**TASK DETAILS:** Type out each entry exactly.

(Interface dataset entries)
------

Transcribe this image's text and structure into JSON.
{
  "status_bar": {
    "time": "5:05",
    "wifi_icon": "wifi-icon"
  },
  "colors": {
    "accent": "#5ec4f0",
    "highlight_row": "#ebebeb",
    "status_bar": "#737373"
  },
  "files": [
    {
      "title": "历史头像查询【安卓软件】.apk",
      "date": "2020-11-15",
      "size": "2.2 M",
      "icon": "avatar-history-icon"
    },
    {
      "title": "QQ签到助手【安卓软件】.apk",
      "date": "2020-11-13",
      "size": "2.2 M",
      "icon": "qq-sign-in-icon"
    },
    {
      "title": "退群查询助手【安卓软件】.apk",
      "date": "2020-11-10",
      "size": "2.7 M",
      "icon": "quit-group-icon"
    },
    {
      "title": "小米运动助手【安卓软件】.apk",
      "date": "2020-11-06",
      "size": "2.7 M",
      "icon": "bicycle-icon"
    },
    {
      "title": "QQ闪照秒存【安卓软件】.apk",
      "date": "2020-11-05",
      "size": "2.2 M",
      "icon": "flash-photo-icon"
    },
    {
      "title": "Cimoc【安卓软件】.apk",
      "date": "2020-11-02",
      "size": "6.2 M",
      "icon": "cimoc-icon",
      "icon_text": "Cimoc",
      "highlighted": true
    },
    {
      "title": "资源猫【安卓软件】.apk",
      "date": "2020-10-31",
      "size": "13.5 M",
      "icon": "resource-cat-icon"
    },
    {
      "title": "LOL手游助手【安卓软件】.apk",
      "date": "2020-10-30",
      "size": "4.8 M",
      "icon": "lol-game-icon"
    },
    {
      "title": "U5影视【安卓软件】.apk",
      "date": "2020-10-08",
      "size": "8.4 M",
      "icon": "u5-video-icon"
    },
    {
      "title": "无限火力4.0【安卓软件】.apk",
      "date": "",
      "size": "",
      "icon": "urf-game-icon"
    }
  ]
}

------

**OUTPUT FOR THIS EXERCISE:**
Transcribe this image's text and structure into JSON.
{
  "status_bar": {
    "time": "5:05",
    "wifi_icon": "wifi-icon"
  },
  "colors": {
    "accent": "#5ec4f0",
    "highlight_row": "#ebebeb",
    "status_bar": "#737373"
  },
  "files": [
    {
      "title": "历史头像查询【安卓软件】.apk",
      "date": "2020-11-15",
      "size": "2.2 M",
      "icon": "avatar-history-icon"
    },
    {
      "title": "QQ签到助手【安卓软件】.apk",
      "date": "2020-11-13",
      "size": "2.2 M",
      "icon": "qq-sign-in-icon"
    },
    {
      "title": "退群查询助手【安卓软件】.apk",
      "date": "2020-11-10",
      "size": "2.7 M",
      "icon": "quit-group-icon"
    },
    {
      "title": "小米运动助手【安卓软件】.apk",
      "date": "2020-11-06",
      "size": "2.7 M",
      "icon": "bicycle-icon"
    },
    {
      "title": "QQ闪照秒存【安卓软件】.apk",
      "date": "2020-11-05",
      "size": "2.2 M",
      "icon": "flash-photo-icon"
    },
    {
      "title": "Cimoc【安卓软件】.apk",
      "date": "2020-11-02",
      "size": "6.2 M",
      "icon": "cimoc-icon",
      "icon_text": "Cimoc",
      "highlighted": true
    },
    {
      "title": "资源猫【安卓软件】.apk",
      "date": "2020-10-31",
      "size": "13.5 M",
      "icon": "resource-cat-icon"
    },
    {
      "title": "LOL手游助手【安卓软件】.apk",
      "date": "2020-10-30",
      "size": "4.8 M",
      "icon": "lol-game-icon"
    },
    {
      "title": "U5影视【安卓软件】.apk",
      "date": "2020-10-08",
      "size": "8.4 M",
      "icon": "u5-video-icon"
    },
    {
      "title": "无限火力4.0【安卓软件】.apk",
      "date": "",
      "size": "",
      "icon": "urf-game-icon"
    }
  ]
}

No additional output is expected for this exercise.